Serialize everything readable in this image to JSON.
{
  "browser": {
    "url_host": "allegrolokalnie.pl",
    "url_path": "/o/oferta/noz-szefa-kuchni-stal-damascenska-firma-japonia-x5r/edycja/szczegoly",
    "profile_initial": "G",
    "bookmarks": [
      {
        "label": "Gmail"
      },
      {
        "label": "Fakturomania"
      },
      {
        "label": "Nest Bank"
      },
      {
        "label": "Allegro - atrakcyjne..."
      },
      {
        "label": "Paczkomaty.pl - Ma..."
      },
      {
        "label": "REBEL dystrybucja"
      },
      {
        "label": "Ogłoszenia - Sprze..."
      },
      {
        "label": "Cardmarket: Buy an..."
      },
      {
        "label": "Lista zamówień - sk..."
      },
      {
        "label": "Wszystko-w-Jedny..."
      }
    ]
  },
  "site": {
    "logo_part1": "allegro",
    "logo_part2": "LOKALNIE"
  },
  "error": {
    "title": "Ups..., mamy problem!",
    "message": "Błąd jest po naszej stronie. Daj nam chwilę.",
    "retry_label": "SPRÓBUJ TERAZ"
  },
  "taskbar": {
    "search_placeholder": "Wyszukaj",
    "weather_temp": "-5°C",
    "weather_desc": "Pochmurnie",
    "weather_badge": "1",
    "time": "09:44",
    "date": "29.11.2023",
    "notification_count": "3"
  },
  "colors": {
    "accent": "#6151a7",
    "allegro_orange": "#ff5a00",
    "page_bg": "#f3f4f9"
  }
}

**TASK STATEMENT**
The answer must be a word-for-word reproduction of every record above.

**OUTPUT FOR THIS EXERCISE**
Serialize everything readable in this image to JSON.
{
  "browser": {
    "url_host": "allegrolokalnie.pl",
    "url_path": "/o/oferta/noz-szefa-kuchni-stal-damascenska-firma-japonia-x5r/edycja/szczegoly",
    "profile_initial": "G",
    "bookmarks": [
      {
        "label": "Gmail"
      },
      {
        "label": "Fakturomania"
      },
      {
        "label": "Nest Bank"
      },
      {
        "label": "Allegro - atrakcyjne..."
      },
      {
        "label": "Paczkomaty.pl - Ma..."
      },
      {
        "label": "REBEL dystrybucja"
      },
      {
        "label": "Ogłoszenia - Sprze..."
      },
      {
        "label": "Cardmarket: Buy an..."
      },
      {
        "label": "Lista zamówień - sk..."
      },
      {
        "label": "Wszystko-w-Jedny..."
      }
    ]
  },
  "site": {
    "logo_part1": "allegro",
    "logo_part2": "LOKALNIE"
  },
  "error": {
    "title": "Ups..., mamy problem!",
    "message": "Błąd jest po naszej stronie. Daj nam chwilę.",
    "retry_label": "SPRÓBUJ TERAZ"
  },
  "taskbar": {
    "search_placeholder": "Wyszukaj",
    "weather_temp": "-5°C",
    "weather_desc": "Pochmurnie",
    "weather_badge": "1",
    "time": "09:44",
    "date": "29.11.2023",
    "notification_count": "3"
  },
  "colors": {
    "accent": "#6151a7",
    "allegro_orange": "#ff5a00",
    "page_bg": "#f3f4f9"
  }
}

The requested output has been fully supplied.